Spy Museum Launches Limited-Run Pop-Up Exhibit of Extraordinary Codebreaking Artifacts

WASHINGTON - March 23, 2021 - The International Spy Museum (SPY) launches a mini pop-up exhibit, Codes, Ciphers & Mysteries: NSA Treasures Tell Their Secrets, from April 5 through May 31 to showcase a select trove of key artifacts used for codemaking, codebreaking, and secure communications.  The 13 historic objects are first-of-their-kind, one-of-a-kind, and breakthrough pieces, some of which have played a key role in shaping world history.

The artifacts will be on special display in the Briefing Center where guests begin their visit and will expand upon the Museum’s permanent exhibit on Codes.  The remarkable items are on loan from the National Cryptologic Museum (NCM), which collects, preserves, and showcases unique cryptologic treasures and serves as the National Security Agency’s principal gateway to the public.

“At a time when people are glued to their iPhones, locked in endless Zoom meetings, or wondering what personal information will be hacked next, the public is increasingly curious about the machinery that keeps their communications private and protected,” shared Dr. Andrew Hammond, the Historian & Curator at the International Spy Museum. “Partnering with the National Cryptological Museum on this pop-up exhibit allows us to share with our audience some of the secret history of secure communications. Prepare for superstar artifacts, colorful characters, and history-making machines - right here, in the heart of Washington DC.”

Several highlights of Codes, Ciphers & Mysteries are:

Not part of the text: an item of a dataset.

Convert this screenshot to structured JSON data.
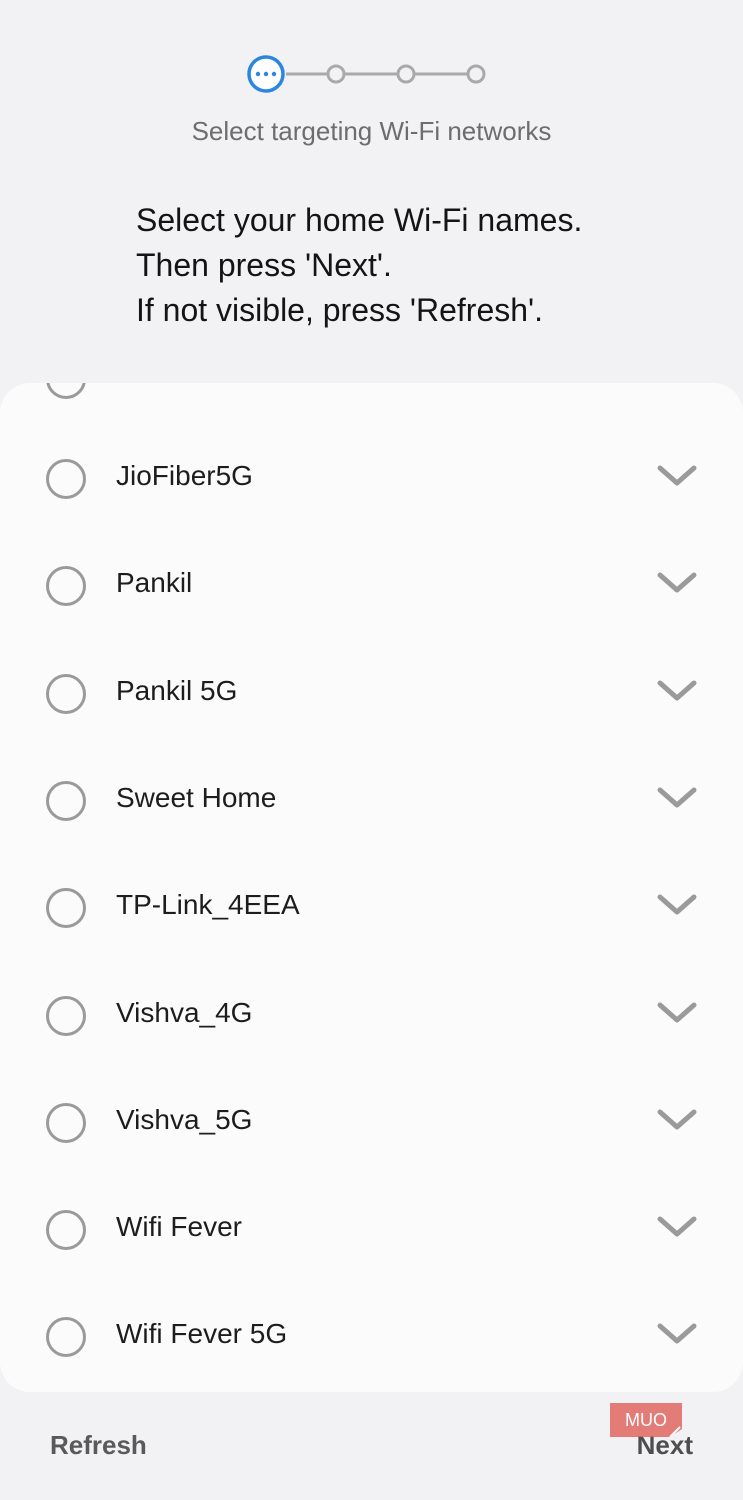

  • Cypher Cylinder, late 1700s/early 1800s: Believed to be the oldest existing true cipher device in the world, this wheel cipher is similar to one designed by Thomas Jefferson.
  • PURPLE Analog #1, 1940: The machine built to crack the Japanese PURPLE code. This machine is responsible for decrypting the famous 14-part message telling the Japanese ambassador to end diplomatic negotiations with the US in advance of the Pearl Harbor attacks.
  • JN-25 Depth Analyzer, 1942: Used to help US codebreakers crack JN-25, the main Japanese naval code, which allowed the less experienced US Navy to score a decisive victory against Japan at the Battle of Midway.  This artifact has never before been seen by the public.
  • Piece of Colossus, 1944: Colossus was the world’s first-ever electronic computer, built by the British to break Germany’s sophisticated Lorenz cipher machine.
  • PACE TR-10, 1960: Believed to be the first desktop analog computer used at NSA.  Developed by Electronic Associates Inc. in New Jersey.
  • US Space Shuttle Challenger Encryption System, 1983: Built by the NSA, this high-level encryption system was collected from the Challenger’s debris after it broke apart 73 seconds into its mission.

“The National Cryptologic Museum has been busy redesigning its exhibits and revitalizing its building while we remain closed,” shared Dr. Vince Houghton, Director of the National Cryptologic Museum. “As we continue to pursue our goal to reopen in the summer, we’ve loaned the International Spy Museum some of the rarest, oldest, most historically significant code and cipher artifacts in the world.”

When the pop-up closes on May 31, the artifacts will return to the National Cryptologic Museum at Ft. Meade, Maryland.  NCM expects to reopen to the public this summer.

For photo, information, or filming inquiries related to the Spy Museum’s new mini pop-up exhibit, please contact Aliza Bran at 202.654.0946 or abran@spymuseum.org. 

About the International Spy Museum
The International Spy Museum, an independent nonprofit organization, is the only public museum in the United States to lift the veil on the tradecraft, history, and contemporary role of espionage and intelligence from a global perspective. The mission of the International Spy Museum is to educate the public about espionage and intelligence in an engaging way and to provide a context that fosters understanding of their important role and impact on current and historic events. The Museum's collection chronicles the history of espionage, from its inception, to the modern-day challenges facing intelligence professionals worldwide in the 21st Century. The original Spy Museum opened in 2002. Its new, expanded building and all-new exhibitions opened in May 2019 to much acclaim.